Most of the injuries you can incur while working in Georgia fall under the jurisdiction of the Georgia Workers’ Compensation System.
What Qualifies Under Workers’ Compensation?
Workers compensation claims involve any accidental work-related injury that directly involves the employer and employee. It works under a “no fault” system, which means it doesn’t aim to place blame on either party. It’s designed to safeguard workers who may get injured at the work place and, at the same time, through the limits of what workers compensation can provide, protect employers and businesses from far more expensive lawsuits.
Are You Eligible for Workers’ Compensation?
There is only one requirement that determines whether or not you’re eligible for workers compensation: you have to be an employee of the company in which you incurred your injury. There is no age or citizenship requirement. Prisoners may also file workers compensation claims.
Additionally, in the case of harbor workers and longshoremen, they have the choice of either filing with Georgia or Federal Workers Compensation Insurance.
How Do You File?
If your employer or supervisor didn’t directly witness the accident, be sure to inform them within 30 days. From there, you have one year to file a WC-14 claim directly with the Georgia
Workers Compensation Commission.
If you miss this deadline, you’ll have to file a notice in writing, showing the Commission that there is good reason for your delay. You run the risk of forfeiting some or all of your benefits. Furthermore, in practice, the Board is less likely to authorize Workers Compensations payments to claims that are issued a protracted amount of time following the accident and/or treatment of the incurred disability.
What Do You Do After You File?
If you deem it necessary, such as cases in which the employer doesn’t start issuing Workers Compensation payments in a timely manner or, if they notify you that payments should be terminated, you can request a hearing with the board. You, your employer or its workers compensation insurance representative and your lawyer may attend.
If you wish to appeal the board’s decision, you can elect bring your case to panel review through the Georgia State Court System.
Workplace Injuries Can Fall Outside Workers Compensation Jurisdiction, Too
Workers Compensation covers all direct dealing between employer and employee, thus clearing the employer of any legal liability. However, it’s possible to incur an injury at work that is the result of a third party not related to the employer. Workers compensation also doesn’t account for cases in which the employer may do something to intentionally harm the employee.
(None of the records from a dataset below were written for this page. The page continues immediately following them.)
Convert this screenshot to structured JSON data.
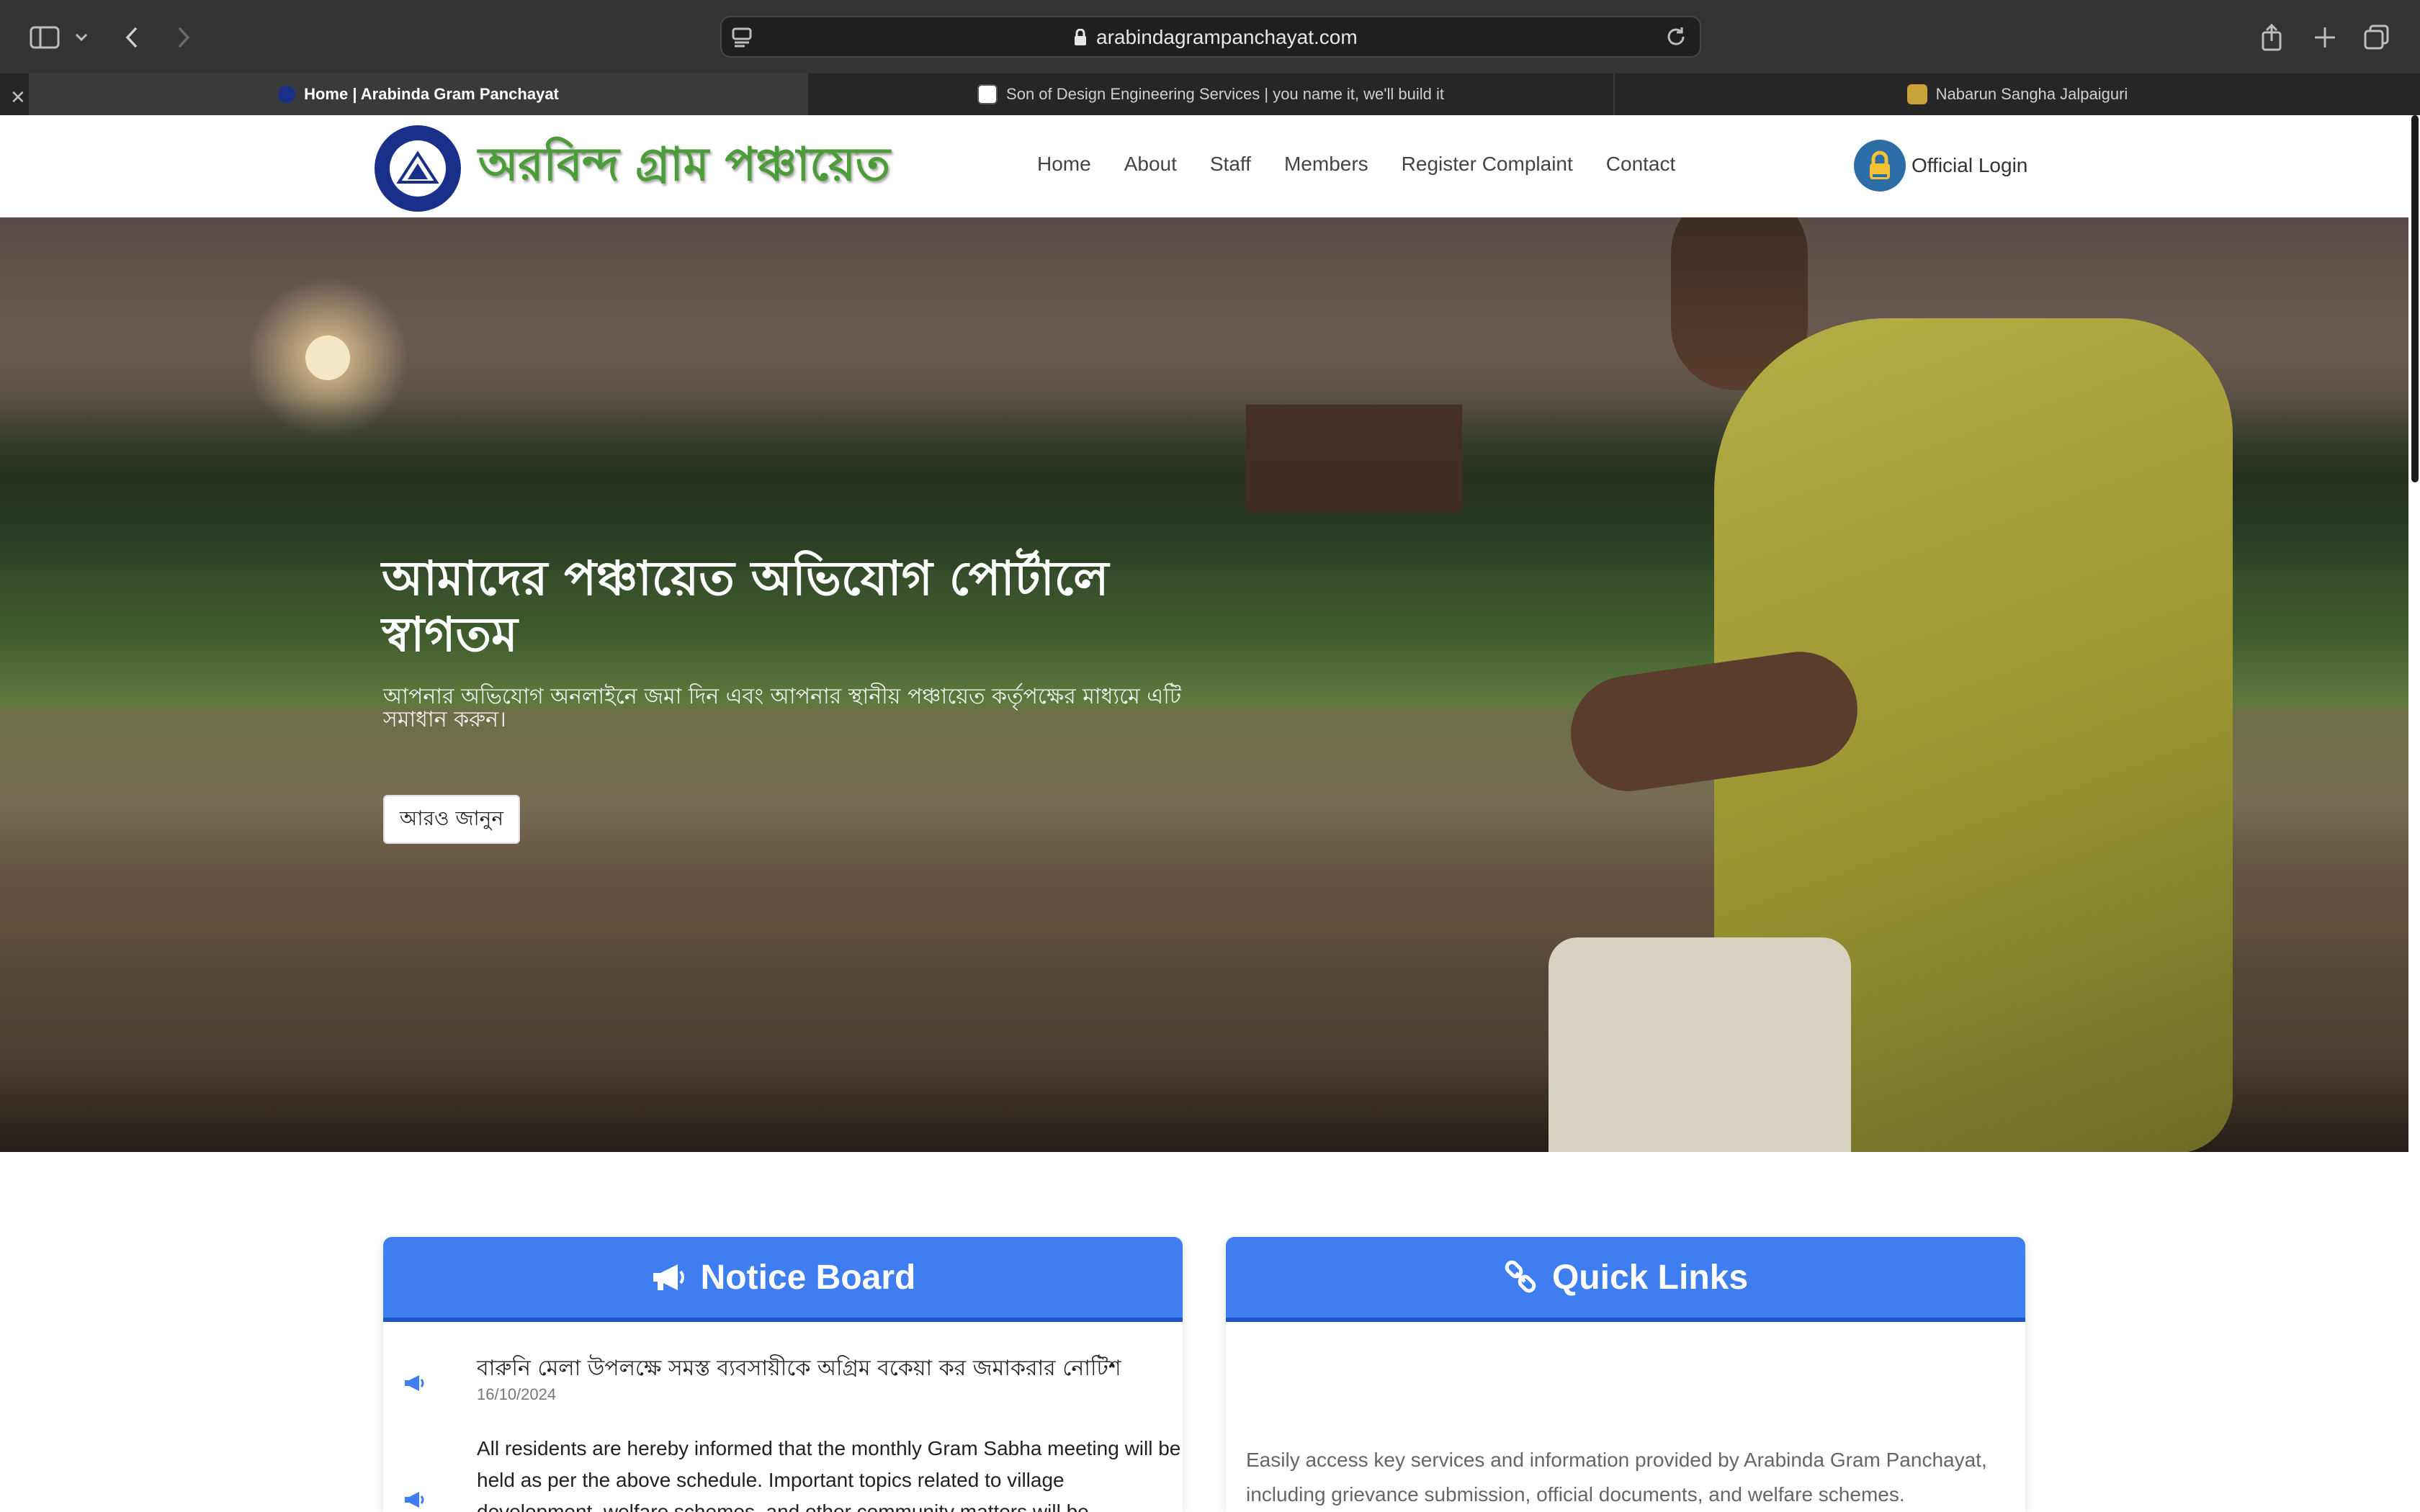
{
  "browser": {
    "url": "arabindagrampanchayat.com",
    "tabs": [
      {
        "label": "Home | Arabinda Gram Panchayat",
        "active": true
      },
      {
        "label": "Son of Design Engineering Services | you name it, we'll build it",
        "active": false
      },
      {
        "label": "Nabarun Sangha Jalpaiguri",
        "active": false
      }
    ]
  },
  "site": {
    "logo_text": "অরবিন্দ গ্রাম পঞ্চায়েত",
    "nav": [
      "Home",
      "About",
      "Staff",
      "Members",
      "Register Complaint",
      "Contact"
    ],
    "login_label": "Official Login"
  },
  "hero": {
    "title": "আমাদের পঞ্চায়েত অভিযোগ পোর্টালে স্বাগতম",
    "subtitle": "আপনার অভিযোগ অনলাইনে জমা দিন এবং আপনার স্থানীয় পঞ্চায়েত কর্তৃপক্ষের মাধ্যমে এটি সমাধান করুন।",
    "button_label": "আরও জানুন"
  },
  "notice_board": {
    "heading": "Notice Board",
    "items": [
      {
        "title": "বারুনি মেলা উপলক্ষে সমস্ত ব্যবসায়ীকে অগ্রিম বকেয়া কর জমাকরার নোটিশ",
        "date": "16/10/2024"
      },
      {
        "body": "All residents are hereby informed that the monthly Gram Sabha meeting will be held as per the above schedule. Important topics related to village development, welfare schemes, and other community matters will be"
      }
    ]
  },
  "quick_links": {
    "heading": "Quick Links",
    "description": "Easily access key services and information provided by Arabinda Gram Panchayat, including grievance submission, official documents, and welfare schemes."
  },
  "colors": {
    "card_header": "#3e7ef1",
    "card_header_border": "#1e55c3",
    "logo_green": "#4d9c3a"
  }
}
In either of these cases, the employer IS liable and can be sued under personal injury law.
Eric J. Hertz, P.C. covers both workers compensation and personal injury cases. Call us at 404-577-5111 and we’ll give you a free consultation to see if you have a case.